_TRY IT:_ Every entry here needs to be repeated exactly.

====== RAW DATA

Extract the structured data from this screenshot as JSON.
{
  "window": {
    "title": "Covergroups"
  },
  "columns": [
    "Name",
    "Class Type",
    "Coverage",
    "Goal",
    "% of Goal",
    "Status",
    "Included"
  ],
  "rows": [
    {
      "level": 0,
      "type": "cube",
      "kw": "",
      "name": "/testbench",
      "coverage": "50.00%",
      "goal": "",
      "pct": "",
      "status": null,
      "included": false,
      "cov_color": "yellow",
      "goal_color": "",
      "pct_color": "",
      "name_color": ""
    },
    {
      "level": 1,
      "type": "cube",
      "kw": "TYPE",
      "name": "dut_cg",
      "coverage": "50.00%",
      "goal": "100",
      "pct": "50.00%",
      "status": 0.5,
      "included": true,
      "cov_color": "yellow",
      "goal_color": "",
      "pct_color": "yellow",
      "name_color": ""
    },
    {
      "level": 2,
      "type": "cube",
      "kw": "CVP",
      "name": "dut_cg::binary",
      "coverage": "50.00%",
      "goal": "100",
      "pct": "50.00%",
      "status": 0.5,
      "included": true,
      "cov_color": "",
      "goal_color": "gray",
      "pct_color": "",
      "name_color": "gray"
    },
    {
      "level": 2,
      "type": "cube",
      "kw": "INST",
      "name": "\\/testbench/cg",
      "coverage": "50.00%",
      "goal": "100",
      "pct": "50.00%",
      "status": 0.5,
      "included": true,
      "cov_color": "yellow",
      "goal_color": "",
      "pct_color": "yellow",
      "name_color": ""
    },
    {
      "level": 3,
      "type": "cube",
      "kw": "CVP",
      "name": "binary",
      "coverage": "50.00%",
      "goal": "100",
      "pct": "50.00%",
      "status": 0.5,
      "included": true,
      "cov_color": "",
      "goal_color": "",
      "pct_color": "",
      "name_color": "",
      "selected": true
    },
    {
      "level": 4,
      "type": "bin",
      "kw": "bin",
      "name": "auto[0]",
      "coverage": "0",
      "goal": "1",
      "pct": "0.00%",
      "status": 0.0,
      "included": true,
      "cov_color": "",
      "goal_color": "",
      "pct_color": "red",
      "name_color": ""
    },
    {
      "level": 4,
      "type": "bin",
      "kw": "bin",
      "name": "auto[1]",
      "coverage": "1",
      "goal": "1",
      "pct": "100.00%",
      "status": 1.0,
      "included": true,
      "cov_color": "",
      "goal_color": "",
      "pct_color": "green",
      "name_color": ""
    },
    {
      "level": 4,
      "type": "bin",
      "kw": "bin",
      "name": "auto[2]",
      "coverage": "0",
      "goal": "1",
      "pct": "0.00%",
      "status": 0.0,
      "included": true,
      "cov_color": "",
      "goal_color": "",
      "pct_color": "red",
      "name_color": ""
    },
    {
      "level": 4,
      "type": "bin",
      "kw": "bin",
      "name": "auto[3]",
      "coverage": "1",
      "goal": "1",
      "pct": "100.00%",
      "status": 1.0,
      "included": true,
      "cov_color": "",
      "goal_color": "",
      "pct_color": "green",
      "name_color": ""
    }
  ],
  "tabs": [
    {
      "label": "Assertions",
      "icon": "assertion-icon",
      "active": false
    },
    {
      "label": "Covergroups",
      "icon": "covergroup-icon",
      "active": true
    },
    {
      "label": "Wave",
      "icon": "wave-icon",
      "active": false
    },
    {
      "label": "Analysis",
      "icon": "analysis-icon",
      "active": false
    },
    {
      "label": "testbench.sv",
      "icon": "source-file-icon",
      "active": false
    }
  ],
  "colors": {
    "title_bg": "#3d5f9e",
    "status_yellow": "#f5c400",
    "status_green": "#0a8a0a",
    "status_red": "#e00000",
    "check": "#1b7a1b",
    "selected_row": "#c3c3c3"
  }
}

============

_RESULT OF THIS EXERCISE:_
Extract the structured data from this screenshot as JSON.
{
  "window": {
    "title": "Covergroups"
  },
  "columns": [
    "Name",
    "Class Type",
    "Coverage",
    "Goal",
    "% of Goal",
    "Status",
    "Included"
  ],
  "rows": [
    {
      "level": 0,
      "type": "cube",
      "kw": "",
      "name": "/testbench",
      "coverage": "50.00%",
      "goal": "",
      "pct": "",
      "status": null,
      "included": false,
      "cov_color": "yellow",
      "goal_color": "",
      "pct_color": "",
      "name_color": ""
    },
    {
      "level": 1,
      "type": "cube",
      "kw": "TYPE",
      "name": "dut_cg",
      "coverage": "50.00%",
      "goal": "100",
      "pct": "50.00%",
      "status": 0.5,
      "included": true,
      "cov_color": "yellow",
      "goal_color": "",
      "pct_color": "yellow",
      "name_color": ""
    },
    {
      "level": 2,
      "type": "cube",
      "kw": "CVP",
      "name": "dut_cg::binary",
      "coverage": "50.00%",
      "goal": "100",
      "pct": "50.00%",
      "status": 0.5,
      "included": true,
      "cov_color": "",
      "goal_color": "gray",
      "pct_color": "",
      "name_color": "gray"
    },
    {
      "level": 2,
      "type": "cube",
      "kw": "INST",
      "name": "\\/testbench/cg",
      "coverage": "50.00%",
      "goal": "100",
      "pct": "50.00%",
      "status": 0.5,
      "included": true,
      "cov_color": "yellow",
      "goal_color": "",
      "pct_color": "yellow",
      "name_color": ""
    },
    {
      "level": 3,
      "type": "cube",
      "kw": "CVP",
      "name": "binary",
      "coverage": "50.00%",
      "goal": "100",
      "pct": "50.00%",
      "status": 0.5,
      "included": true,
      "cov_color": "",
      "goal_color": "",
      "pct_color": "",
      "name_color": "",
      "selected": true
    },
    {
      "level": 4,
      "type": "bin",
      "kw": "bin",
      "name": "auto[0]",
      "coverage": "0",
      "goal": "1",
      "pct": "0.00%",
      "status": 0.0,
      "included": true,
      "cov_color": "",
      "goal_color": "",
      "pct_color": "red",
      "name_color": ""
    },
    {
      "level": 4,
      "type": "bin",
      "kw": "bin",
      "name": "auto[1]",
      "coverage": "1",
      "goal": "1",
      "pct": "100.00%",
      "status": 1.0,
      "included": true,
      "cov_color": "",
      "goal_color": "",
      "pct_color": "green",
      "name_color": ""
    },
    {
      "level": 4,
      "type": "bin",
      "kw": "bin",
      "name": "auto[2]",
      "coverage": "0",
      "goal": "1",
      "pct": "0.00%",
      "status": 0.0,
      "included": true,
      "cov_color": "",
      "goal_color": "",
      "pct_color": "red",
      "name_color": ""
    },
    {
      "level": 4,
      "type": "bin",
      "kw": "bin",
      "name": "auto[3]",
      "coverage": "1",
      "goal": "1",
      "pct": "100.00%",
      "status": 1.0,
      "included": true,
      "cov_color": "",
      "goal_color": "",
      "pct_color": "green",
      "name_color": ""
    }
  ],
  "tabs": [
    {
      "label": "Assertions",
      "icon": "assertion-icon",
      "active": false
    },
    {
      "label": "Covergroups",
      "icon": "covergroup-icon",
      "active": true
    },
    {
      "label": "Wave",
      "icon": "wave-icon",
      "active": false
    },
    {
      "label": "Analysis",
      "icon": "analysis-icon",
      "active": false
    },
    {
      "label": "testbench.sv",
      "icon": "source-file-icon",
      "active": false
    }
  ],
  "colors": {
    "title_bg": "#3d5f9e",
    "status_yellow": "#f5c400",
    "status_green": "#0a8a0a",
    "status_red": "#e00000",
    "check": "#1b7a1b",
    "selected_row": "#c3c3c3"
  }
}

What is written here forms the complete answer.